Artisans get ready to become frontline fighters to save dying wood art -Pakistan Press Foundation (PPF)

Paksitan Press Foundtion

Artisans get ready to become frontline fighters to save dying wood art

ISLAMABAD: A group of master artisans is being trained at Lok Virsa in the field of wood art, metal work, lacquer art, papier mache and truck art to keep alive traditions of the dying arts. Besides training, the artisans belonging to remote regions will also display and sell their products to earn livelihood and make products according to market needs.

The Lok Virsa (National Institute of Folk and Traditional Heritage) in collaboration with the SUNGI Development Foundation and the GIZ is holding a series of master artisans training workshops. Two batches of the training workshop have been held recently while the current workshop will continue until September 27.

Commenting on the workshop, Lok Virsa Executive Director Khalid Javaid said that craftsmen were engaged in woodcarving, producing furniture and wooden artifacts of unsurpassed quality all over the country as the art of carved wood was mostly used for furniture, screen, doors and windows.

Jali (screening) is done by cutting wood into floral patterns appearing almost like a sieve. Punjab is famous for the skills of carving, incising, columning and inlaying in shisham wood. Chiniot is well known for brass and bone inlay in wood. Kashmiri craftsmen excel in delicate workmanship on walnut wood. Swat is famous for lavishly ornamented carved wooden columns and pillars, doors, chests and wooden balconies of houses and mosques, he said.

Woodwork in Pakistan includes woodcarving, bone, ivory and metal inlay, lacquer, lattice, etc. The most outstanding specimens of woodcraft are the carved wooden pillars in the mosques in northern areas. The most interesting work of northern areas is delicately carved out spoons from a single piece of wood. Swati large carved boxes; the low high back chairs and chassettes are worth mentioning.

Wooden comb making is also common in various parts of the country. Jundi ka kaam (lacquer work), which forms an intrinsic part of Pakistan’s folk crafts, involves the process of applying layers of lac in different colours on wood, while the material is rotated on a simple wooden lathe machine. Patterns are etched on the surface, exposing each colour according to the requirements of traditional patterns.
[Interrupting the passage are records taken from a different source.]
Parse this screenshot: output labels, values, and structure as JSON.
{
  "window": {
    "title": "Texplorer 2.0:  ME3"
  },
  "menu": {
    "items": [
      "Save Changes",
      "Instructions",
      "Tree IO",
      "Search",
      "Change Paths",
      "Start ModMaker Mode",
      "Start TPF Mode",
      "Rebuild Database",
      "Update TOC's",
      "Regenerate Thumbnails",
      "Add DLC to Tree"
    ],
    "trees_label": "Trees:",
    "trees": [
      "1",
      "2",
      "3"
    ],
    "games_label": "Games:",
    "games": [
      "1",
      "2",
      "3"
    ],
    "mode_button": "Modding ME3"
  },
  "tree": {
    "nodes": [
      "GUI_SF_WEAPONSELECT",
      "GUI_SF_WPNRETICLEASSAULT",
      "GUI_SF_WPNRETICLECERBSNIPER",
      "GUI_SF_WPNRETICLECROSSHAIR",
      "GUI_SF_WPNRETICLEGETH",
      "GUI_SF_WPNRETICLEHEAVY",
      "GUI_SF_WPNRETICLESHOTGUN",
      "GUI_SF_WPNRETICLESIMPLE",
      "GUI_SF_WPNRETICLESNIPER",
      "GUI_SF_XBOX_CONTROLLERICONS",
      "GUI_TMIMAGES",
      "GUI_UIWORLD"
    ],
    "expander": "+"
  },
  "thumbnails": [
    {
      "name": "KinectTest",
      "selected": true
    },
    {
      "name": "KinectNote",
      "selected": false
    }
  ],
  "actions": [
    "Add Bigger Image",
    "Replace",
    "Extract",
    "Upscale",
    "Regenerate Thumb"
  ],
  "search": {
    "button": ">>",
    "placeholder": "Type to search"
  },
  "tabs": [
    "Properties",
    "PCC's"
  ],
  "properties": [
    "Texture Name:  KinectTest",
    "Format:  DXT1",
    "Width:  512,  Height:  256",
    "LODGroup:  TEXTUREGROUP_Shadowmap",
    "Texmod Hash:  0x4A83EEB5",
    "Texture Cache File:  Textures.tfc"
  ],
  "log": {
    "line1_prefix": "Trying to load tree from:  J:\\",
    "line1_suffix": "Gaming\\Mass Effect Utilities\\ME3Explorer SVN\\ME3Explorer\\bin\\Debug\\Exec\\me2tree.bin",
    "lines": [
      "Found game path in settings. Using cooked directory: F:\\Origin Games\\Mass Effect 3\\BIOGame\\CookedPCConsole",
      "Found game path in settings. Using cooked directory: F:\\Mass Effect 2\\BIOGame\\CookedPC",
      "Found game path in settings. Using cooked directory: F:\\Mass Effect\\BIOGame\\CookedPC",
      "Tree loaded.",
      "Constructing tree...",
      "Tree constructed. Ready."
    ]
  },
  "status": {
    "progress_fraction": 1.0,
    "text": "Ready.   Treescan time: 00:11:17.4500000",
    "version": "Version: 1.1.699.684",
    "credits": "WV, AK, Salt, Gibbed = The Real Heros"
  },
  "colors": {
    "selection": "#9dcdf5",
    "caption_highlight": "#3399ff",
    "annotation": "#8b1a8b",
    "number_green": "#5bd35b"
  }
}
The lacquer work is generally found in areas of warmer climates. The decoration is generally geometric or stylised floral, often based on a geometric grid.

Papier mache is a specialised Kashmiri craft for making a large number of items of daily use including powder and pin boxes of different sizes, toys, bangles, vases, besides decoration pieces such as wall hanging plates. Truck art is the most vibrant, sometimes dazzling, artwork on vehicles and other means of transportation, which is found in abundance in the country.

Most surprisingly, the artists and artisans involved in this special art are not graduates from art schools or colleges. Yet they do their work skillfully in a unique style using their imagination and inspiration to create fantasies and dreams, the colours and embellishments of which are deeply rooted in Pakistan’s rich folklore.

Khalid Javaid said that the project was aimed at capacity building of marginalised craft persons/artisans, mainly from rural districts with poor lower income groups. They are home-based workers living in far-flung deprived areas, with no or limited linkage with big markets to sell their products and they are being exploited by the middleman for sale of their products.

Training package includes GALS (Gender Action Learning System), group management, skill development/enhancement, colour scheming, product design and development, quality control, pricing, raw material purchasing, marketing as well as economic rights of home based/informal workers, health, for sustainable improvement in their earnings.

Daily Times